Enablence CEO Stands by His Plan
Arvind Chhatbar defends the acquisitions of fiber-to-the-home systems companies Pannaway Networks and Wave7 Optics Inc. as representing the vertical integration that a transceiver company like Enablence has to have.
"If we decided to remain a single-product transceiver supplier in the marketplace, our life would be very short," Chhatbar tells Light Reading.
The Canadian company has been trying to build its name on planar lightwave circuits (PLCs), integrated devices that don't require the amount of manual assembly of traditional optical components. Like everyone in the sector, though, Enablence has been having a difficult time of it.
The company acquired suppliers Albis and ANDevices in 2007, but the Pannaway and Wave7 moves were what really caught people's attention. It's reminiscent of the waning days of Corvis, when it acquired customer Broadwing in 2003, letting the original Corvis equipment fade out afterward. (See Corvis & Broadwing: Together At Last and Broadwing to Sell Corvis Business.)
That's not Enablence's plan, Chhatbar says.
The problem, to steal a catchphrase, is that optical companies don't get no respect. Too many companies are selling to what's been a dwindling pool of systems companies, a trend that keeps margins pushed downward. (See Optical Components: Still Too Crowded.) A part that's lower cost, or that emits less heat, doesn't necessarily gain the components company any price premium, Chhatbar says.
"The only way to do this is to be vertically integrated, backwards and forwards. When we do forwards integration, it obviously is associated with customers. How else can I do it?" he says.
By owning systems, Enablence can also get a head start with carriers, "instead of waiting for, say, Verizon Communications Inc. (NYSE: VZ) to issue an RFP that the Alcatels and others try to respond to, and they wait for that to be accepted, and then go to the components level," Chhatbar says. "If we did things like everybody else, we would not have the necessary competitive edge"
In a sense, Enablence's moves are similar to what Infinera Corp. (Nasdaq: INFN) did.
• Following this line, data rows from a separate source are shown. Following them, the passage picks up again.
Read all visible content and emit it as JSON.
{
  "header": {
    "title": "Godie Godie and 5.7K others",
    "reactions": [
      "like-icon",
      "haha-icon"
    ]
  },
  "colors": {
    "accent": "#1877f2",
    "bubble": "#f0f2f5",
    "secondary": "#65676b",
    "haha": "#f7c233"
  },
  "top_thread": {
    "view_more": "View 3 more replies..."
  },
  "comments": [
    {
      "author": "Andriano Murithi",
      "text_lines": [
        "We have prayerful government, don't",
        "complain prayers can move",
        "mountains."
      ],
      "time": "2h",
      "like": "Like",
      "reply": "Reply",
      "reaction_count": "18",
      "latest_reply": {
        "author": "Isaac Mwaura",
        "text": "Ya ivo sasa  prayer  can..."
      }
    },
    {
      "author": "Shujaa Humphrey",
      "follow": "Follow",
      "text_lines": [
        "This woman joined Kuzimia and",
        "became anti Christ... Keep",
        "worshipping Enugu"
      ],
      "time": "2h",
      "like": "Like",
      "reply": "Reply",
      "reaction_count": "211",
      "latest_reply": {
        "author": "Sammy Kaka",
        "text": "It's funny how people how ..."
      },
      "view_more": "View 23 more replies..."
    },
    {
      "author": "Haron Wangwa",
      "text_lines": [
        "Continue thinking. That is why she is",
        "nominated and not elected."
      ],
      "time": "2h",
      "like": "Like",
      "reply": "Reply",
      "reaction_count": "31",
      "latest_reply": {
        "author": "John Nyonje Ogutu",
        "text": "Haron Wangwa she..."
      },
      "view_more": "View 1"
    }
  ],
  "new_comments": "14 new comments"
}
Infinera's real product is the indium phosphide (InP) chip that integrates handfuls of optical components. But to make sure the chip got used to its fullest potential, Infinera built the system that goes around the chip. (See Infinera Declares WDM War.)
There's still the fact that Enablence is small and has never been profitable. Enablence finished its third quarter, which ended Jan. 31, with cash and equivalents of CDN$18.6 million (US$16.1 million), compared with CDN$32.2 million (US$27.9 million) three months earlier.
To pick up more cash, the company priced an offer on April 30 to sell 40 million stock shares at CDN$0.30 apiece (26 cents U.S.), which multiplies out to CDN$12 million (US$10.4 million).
Investors recently got a bit of good news when Enablence announced Fujitsu Ltd. (Tokyo: 6702; London: FUJ; OTC: FJTSY) as a customer. (See Fujitsu Selects Enablence.) "It is going to be a series of components that are PLC-based, mostly for the metro and long-haul markets, not fiber to the home," targeting Asian and North American carriers, Chhatbar says.
That would suggest it's a deal for ROADMs components, which one source outside Enablence confirms. That source also pins the value of the deal at less than $3 million; Chhatbar won't disclose any numbers related to the deal.
— Craig Matsumoto, West Coast Editor, Light Reading